By faith the prostitute Rahab, because she welcomed the spies, was not killed with those who were disobedient. – Hebrews 11:31 NIV        

The year: circa 1400 BC. The place: Jericho, the most fortified city in the land of Canaan.

Having served their sentence of forty years in the wilderness, the Israelites were knocking at Jericho’s gates. Even though God’s chosen people were still on the other side of the Jordan River, the inhabitants of Jericho—10,000 strong—were terrified. They’d heard all about how the Red Sea miraculously parted so the children of Israel could walk through on dry ground, and how the pursuing Egyptians drowned. They’d heard about how the Israelites, a fugitive nation with little or no military training, had annihilated the Amorite kingdoms of kings Sihon and Og.

And now, here they were, just across the river, poised to strike. Yep, the citizens of Jericho were shaking in their sandals.

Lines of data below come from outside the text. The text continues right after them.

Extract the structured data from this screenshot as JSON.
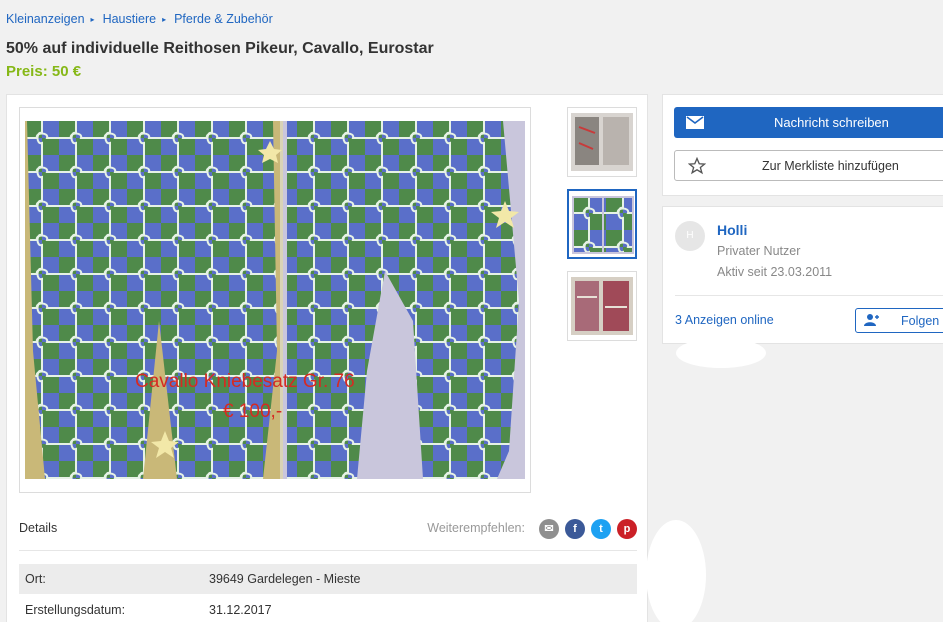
{
  "breadcrumb": {
    "items": [
      "Kleinanzeigen",
      "Haustiere",
      "Pferde & Zubehör"
    ],
    "separator": "▸"
  },
  "listing": {
    "title": "50% auf individuelle Reithosen Pikeur, Cavallo, Eurostar",
    "price": "Preis: 50 €"
  },
  "image": {
    "overlay_line1": "Cavallo Kniebesatz Gr. 76",
    "overlay_line2": "€ 100,-"
  },
  "details": {
    "label": "Details",
    "share_label": "Weiterempfehlen:",
    "rows": [
      {
        "key": "Ort:",
        "value": "39649 Gardelegen - Mieste"
      },
      {
        "key": "Erstellungsdatum:",
        "value": "31.12.2017"
      }
    ]
  },
  "actions": {
    "message_label": "Nachricht schreiben",
    "watchlist_label": "Zur Merkliste hinzufügen"
  },
  "seller": {
    "initial": "H",
    "name": "Holli",
    "type": "Privater Nutzer",
    "active_since": "Aktiv seit 23.03.2011",
    "ads_online": "3 Anzeigen online",
    "follow_label": "Folgen"
  },
  "icons": {
    "email": "envelope-icon",
    "watchlist": "star-icon",
    "follow": "add-user-icon",
    "share": [
      "email-share-icon",
      "facebook-icon",
      "twitter-icon",
      "pinterest-icon"
    ]
  },
  "colors": {
    "accent": "#1f66c1",
    "price": "#86b817",
    "facebook": "#3b5998",
    "twitter": "#1da1f2",
    "pinterest": "#cb2027",
    "email_share": "#8f8f8f"
  }
}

But the Israelites didn’t know this. Not until Joshua, their leader, sent two spies to the city. It should come as no surprise that these men ended up in the house of the only person in Jericho who would protect them—a prostitute by the name of Rahab.

When the king sent his heavies to Rahab’s house to arrest the spies, she said they’d already left.

“If you hurry,” she told them, “you can catch up with them.”

Then she went up to the roof, where the spies were hiding under stalks of flax laid out for drying.

“I know that the LORD has given this land to you and that a great fear of you has fallen on us, so that all who live in this country are melting in fear because of you,” she said, adding that they’d heard what had happened at the Red Sea and to the two kings. “Everyone’s courage failed because of you, for the LORD your God is God of heaven above and on the earth below.”

Her words jogged their memory: “I will put the terror and fear of you on all the nations under heaven,” God had promised not too long before. “They will hear reports of you and will tremble and be in anguish because of you” (Deuteronomy 2:25 NIV).

Rahab then asked for protection for her and her family when they conquered the city. The spies promised, tying a scarlet cord in the window that would identify her house to the invading Israelites.

You know what happened. The walls of Jericho fell down flat, the Israelites conquered and burned the city, and Rahab and her family were saved.

But did you know that Rahab, the former harlot, married Salmon, who is believed to be the son of Caleb, one of the two spies who came back with a good report forty years earlier? The union of their son Boaz and Ruth produced Obed, the grandfather of King David, an ancestor of Jesus the Messiah.

This is a story of faith and faithfulness: the remarkable faith of Rahab, which distinguished her for the future “Hall of Faith” (Hebrews 11), and the faithfulness of God, who always keeps His promises.

Take note: Jericho fell a few weeks after the flax was harvested—in March, the time of the Passover. The crimson blood of the Passover lamb represented a promise, a covenant, between God and the Israelites. The scarlet cord in Rahab’s window identified the one to whom a promise was made.

Fast forward 1,400 years, to the night one of Rahab’s descendants, a man named Jesus, held up a cup of wine, and proclaimed, “This is My blood of the new covenant …”

This blood, the blood of God’s only Son, fulfilled the promise He made at the dawn of civilization, when the sin of our first parents created a chasm between them, and hence all mankind, and a loving Creator.

If Rahab—a common prostitute who lived in a nation whose wickedness aroused God’s wrath and marked them for total destruction—could believe the promises of a God she’d only heard of at the risk of her life, how can we, who have God’s Word and His Spirit, not also believe?

Come, thou long-expected Jesus, born to set thy people free. From our fears and sins release us; let us find our rest in thee. Israel’s strength and consolation, hope of all the earth thou art. Dear desire of every nation, joy of every longing heart.*

*From “Come, Thou Long-Expected Jesus,” by Charles Wesley. Public domain.

Read and reflect on Joshua 2.

From God, Me, & a Cup of Tea for the Seasons © 2018 Michele Huey.